If designing for System 1 means making identifying our brand easy, then investing in branded elements across ads and each landing page is key. As part of any branding project, determine what brand elements you’ll invest in for the long-term. Brand elements can be a logo, color palette, design aesthetics and imagery. The more elements you can own, the more connections you can quickly create and maintain memorability. If they remain consistent from ad to landing page, the more likely these elements will become coded into memory.
2. Build Memory Structures
Just as higher education marketers can create “branded” shortcuts from communications to a brand, we can also elicit an emotional response that creates, shapes or reinforces lasting memory. These responses, or memory structures, are what tie together emotion and feelings to a brand and are more likely to move to memory. We know that marketing higher education is to sell an improved quality of life, so thinking through both the benefits and barriers of obtaining this goal, can help identify ownable emotional links to the brand. For example, Coca-Cola has invested billions linking both their name and brand assets to happiness. We can see this effort when their ads feature moments that spark happiness – mostly around food and a Coke playing a supporting role. The more these moments are repeated, the more likely we are to think about Coca-Cola when making a purchase decision related to moments around food.
3. Create an Intuitive Link Between Brand and Jobs to be Done
Plan your landing page’s primary image like a narrative. Prospective students click over to your landing page in search of a solution. The image you select should act as a bridge – or appropriately illustrate this problem-solution dynamic. For example, if your primary message is that your students have the opportunity to create real-world impact, your image should reflect this impact. Because humans can process images quickly, marketers can use them to embed multiple brand cues which can strengthen the appropriate key connections to the brand.
4. Use a Benefits-Driven Headline and Action-Oriented Subhead

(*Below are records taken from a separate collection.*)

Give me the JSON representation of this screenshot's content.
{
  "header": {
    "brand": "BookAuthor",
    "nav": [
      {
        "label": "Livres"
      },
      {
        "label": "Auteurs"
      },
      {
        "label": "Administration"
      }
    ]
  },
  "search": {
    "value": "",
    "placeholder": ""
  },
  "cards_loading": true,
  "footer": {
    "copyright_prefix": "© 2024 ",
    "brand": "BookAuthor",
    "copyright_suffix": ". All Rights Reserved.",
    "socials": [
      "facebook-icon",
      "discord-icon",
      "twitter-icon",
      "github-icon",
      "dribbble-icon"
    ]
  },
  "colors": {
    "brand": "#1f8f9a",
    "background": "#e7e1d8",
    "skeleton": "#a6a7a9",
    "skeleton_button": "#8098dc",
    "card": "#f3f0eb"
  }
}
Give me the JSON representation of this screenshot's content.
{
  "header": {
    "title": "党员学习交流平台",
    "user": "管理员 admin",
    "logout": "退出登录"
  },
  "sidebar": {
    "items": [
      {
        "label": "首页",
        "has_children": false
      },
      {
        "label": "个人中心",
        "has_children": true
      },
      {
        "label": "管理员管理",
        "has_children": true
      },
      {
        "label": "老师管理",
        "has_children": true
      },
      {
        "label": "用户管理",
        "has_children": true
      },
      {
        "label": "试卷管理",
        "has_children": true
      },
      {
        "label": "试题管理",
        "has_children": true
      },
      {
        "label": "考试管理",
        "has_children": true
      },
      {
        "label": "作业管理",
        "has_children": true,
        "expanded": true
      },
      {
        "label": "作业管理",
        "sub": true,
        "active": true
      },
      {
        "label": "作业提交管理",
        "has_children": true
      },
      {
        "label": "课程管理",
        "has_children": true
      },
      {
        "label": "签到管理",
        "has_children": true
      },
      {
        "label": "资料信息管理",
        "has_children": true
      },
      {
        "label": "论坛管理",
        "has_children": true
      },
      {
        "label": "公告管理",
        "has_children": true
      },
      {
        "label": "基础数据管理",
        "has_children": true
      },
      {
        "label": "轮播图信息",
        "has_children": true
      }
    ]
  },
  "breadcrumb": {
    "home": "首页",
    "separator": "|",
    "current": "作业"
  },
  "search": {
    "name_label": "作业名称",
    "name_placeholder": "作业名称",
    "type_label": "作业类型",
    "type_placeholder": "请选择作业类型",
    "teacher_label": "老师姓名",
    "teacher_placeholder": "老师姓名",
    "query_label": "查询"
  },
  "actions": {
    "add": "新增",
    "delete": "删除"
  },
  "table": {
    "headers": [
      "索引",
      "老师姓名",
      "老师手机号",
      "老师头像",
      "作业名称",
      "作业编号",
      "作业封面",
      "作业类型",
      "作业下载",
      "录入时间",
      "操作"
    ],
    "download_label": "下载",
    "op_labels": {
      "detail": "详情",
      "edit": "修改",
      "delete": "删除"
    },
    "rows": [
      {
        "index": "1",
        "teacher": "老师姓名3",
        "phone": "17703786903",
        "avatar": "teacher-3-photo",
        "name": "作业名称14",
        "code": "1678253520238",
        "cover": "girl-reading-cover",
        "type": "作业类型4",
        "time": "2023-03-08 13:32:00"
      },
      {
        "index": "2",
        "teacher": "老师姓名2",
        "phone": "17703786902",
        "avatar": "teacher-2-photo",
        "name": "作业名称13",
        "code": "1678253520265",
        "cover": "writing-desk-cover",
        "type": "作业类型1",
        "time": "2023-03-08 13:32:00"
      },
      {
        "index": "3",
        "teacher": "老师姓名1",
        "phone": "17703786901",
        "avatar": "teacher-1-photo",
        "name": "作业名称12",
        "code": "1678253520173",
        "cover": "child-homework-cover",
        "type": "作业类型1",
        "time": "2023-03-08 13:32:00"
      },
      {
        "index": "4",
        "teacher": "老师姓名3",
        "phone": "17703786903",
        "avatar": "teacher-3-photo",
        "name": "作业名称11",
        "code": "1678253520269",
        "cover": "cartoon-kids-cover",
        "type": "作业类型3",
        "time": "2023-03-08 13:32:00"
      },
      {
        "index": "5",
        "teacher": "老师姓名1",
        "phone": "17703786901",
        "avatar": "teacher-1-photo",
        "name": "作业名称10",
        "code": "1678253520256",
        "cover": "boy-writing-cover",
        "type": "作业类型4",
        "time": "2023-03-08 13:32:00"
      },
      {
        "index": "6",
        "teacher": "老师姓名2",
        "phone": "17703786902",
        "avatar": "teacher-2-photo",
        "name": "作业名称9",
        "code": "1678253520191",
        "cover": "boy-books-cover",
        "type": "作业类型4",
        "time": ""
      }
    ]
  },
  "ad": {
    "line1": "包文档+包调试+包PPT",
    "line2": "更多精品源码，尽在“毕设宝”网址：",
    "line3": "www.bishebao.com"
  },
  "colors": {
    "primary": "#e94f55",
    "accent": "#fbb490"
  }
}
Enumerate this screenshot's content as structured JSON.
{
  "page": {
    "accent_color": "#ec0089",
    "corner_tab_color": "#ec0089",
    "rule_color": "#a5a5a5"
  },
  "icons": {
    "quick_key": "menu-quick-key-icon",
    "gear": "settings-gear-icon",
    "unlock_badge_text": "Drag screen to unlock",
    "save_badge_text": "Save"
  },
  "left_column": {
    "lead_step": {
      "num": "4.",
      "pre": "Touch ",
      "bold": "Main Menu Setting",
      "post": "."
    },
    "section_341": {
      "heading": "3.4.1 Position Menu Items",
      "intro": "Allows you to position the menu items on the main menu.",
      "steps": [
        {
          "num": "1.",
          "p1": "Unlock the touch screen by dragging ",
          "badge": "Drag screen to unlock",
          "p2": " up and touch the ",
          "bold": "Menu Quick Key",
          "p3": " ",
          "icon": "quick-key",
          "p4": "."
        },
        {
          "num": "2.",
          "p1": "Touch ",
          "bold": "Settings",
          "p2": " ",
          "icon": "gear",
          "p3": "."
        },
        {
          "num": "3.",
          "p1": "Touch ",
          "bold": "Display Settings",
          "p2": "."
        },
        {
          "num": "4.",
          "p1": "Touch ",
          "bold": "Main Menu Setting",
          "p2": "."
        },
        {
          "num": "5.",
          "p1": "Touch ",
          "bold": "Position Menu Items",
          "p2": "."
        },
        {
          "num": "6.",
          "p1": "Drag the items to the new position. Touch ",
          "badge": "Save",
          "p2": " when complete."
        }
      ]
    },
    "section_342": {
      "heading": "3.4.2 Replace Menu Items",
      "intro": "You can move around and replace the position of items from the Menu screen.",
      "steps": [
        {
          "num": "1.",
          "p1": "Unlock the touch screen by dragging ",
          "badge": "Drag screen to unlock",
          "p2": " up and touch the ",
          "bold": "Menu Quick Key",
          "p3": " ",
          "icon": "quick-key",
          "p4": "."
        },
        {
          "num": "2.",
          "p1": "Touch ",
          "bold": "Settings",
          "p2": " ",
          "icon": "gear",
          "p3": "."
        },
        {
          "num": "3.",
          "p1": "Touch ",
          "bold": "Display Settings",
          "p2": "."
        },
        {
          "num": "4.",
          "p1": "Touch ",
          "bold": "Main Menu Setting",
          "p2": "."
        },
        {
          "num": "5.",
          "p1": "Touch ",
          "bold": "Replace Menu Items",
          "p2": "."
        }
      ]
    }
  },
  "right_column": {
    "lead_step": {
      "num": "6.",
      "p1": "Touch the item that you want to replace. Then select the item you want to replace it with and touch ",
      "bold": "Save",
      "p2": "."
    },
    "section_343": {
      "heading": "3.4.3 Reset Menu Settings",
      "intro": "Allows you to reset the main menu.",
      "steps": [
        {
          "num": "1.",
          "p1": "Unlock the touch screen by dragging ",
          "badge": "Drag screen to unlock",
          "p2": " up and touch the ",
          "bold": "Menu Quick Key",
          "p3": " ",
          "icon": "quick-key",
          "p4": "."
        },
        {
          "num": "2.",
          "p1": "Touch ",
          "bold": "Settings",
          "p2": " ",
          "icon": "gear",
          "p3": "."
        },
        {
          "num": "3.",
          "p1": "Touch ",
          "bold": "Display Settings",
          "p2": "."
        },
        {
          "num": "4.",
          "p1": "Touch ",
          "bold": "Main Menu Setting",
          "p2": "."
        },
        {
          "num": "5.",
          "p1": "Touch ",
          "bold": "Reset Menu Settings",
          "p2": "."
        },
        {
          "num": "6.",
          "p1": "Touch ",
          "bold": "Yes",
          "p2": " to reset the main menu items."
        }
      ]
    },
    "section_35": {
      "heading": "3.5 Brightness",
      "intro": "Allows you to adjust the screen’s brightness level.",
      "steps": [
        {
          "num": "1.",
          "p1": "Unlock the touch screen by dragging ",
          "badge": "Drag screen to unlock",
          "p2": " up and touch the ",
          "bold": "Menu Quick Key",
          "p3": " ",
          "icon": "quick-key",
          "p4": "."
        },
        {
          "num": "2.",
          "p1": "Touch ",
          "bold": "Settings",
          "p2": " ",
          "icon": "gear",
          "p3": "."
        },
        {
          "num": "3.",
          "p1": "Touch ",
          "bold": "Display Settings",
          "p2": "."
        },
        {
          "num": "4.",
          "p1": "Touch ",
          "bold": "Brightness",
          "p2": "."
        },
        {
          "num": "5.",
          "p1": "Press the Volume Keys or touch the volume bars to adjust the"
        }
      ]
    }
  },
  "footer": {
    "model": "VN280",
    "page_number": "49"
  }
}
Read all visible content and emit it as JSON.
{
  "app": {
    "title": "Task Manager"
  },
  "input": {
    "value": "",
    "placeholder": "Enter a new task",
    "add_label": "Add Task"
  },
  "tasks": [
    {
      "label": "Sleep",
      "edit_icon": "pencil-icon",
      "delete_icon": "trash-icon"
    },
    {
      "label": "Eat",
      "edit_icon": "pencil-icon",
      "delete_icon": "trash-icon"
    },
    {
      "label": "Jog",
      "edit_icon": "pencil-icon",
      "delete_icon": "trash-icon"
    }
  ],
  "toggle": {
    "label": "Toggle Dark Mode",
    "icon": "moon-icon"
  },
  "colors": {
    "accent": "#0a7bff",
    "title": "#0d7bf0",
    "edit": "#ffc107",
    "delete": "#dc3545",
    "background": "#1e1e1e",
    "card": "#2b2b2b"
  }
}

As prospective students move from an ad to a landing page, they are quickly establishing patterns and assessing where to direct their attention (i.e. System 1). Cohesion and simplicity are important. A benefit-driven headline quickly answers your audiences’ product-related question and provides impactful rationale for their interest. Depending on their level of intent, this is yet another opportunity to link a key benefit or emotion to your brand. Similarly an action-oriented subhead quickly points to what they should do. Together, this framework helps to reduce cognitive dissonance between ad and landing page.
5. Provide Social Proof
Social proof is one of the most vastly studied heuristics – or cognitive biases. Humans have a powerful desire to fit in and the quickest way to learn a behavior is to observe the crowd. Using social proof in a marketing context helps to quickly establish who a typical end user is as well as reinforce normative behavior or beliefs. Testimonials on landing pages is a common practice. What can move testimonials from a fill-in-the-black exercise to a System 1 and System 2 engaging element is to reinforce your “reasons to believe” while aligning key memory structures. Use the testimonial to reflect your typical student and provide a powerful quote that communicates your benefits in an emotional way, not necessarily repeating your value proposition.
What do you think?
These higher education marketing strategies provide a useful way to think through how you tell your brand’s story from ad to landing page. Whether you’ve found success using them or want to start a conversation on how you might incorporate them into your next recruitment campaign, let us know!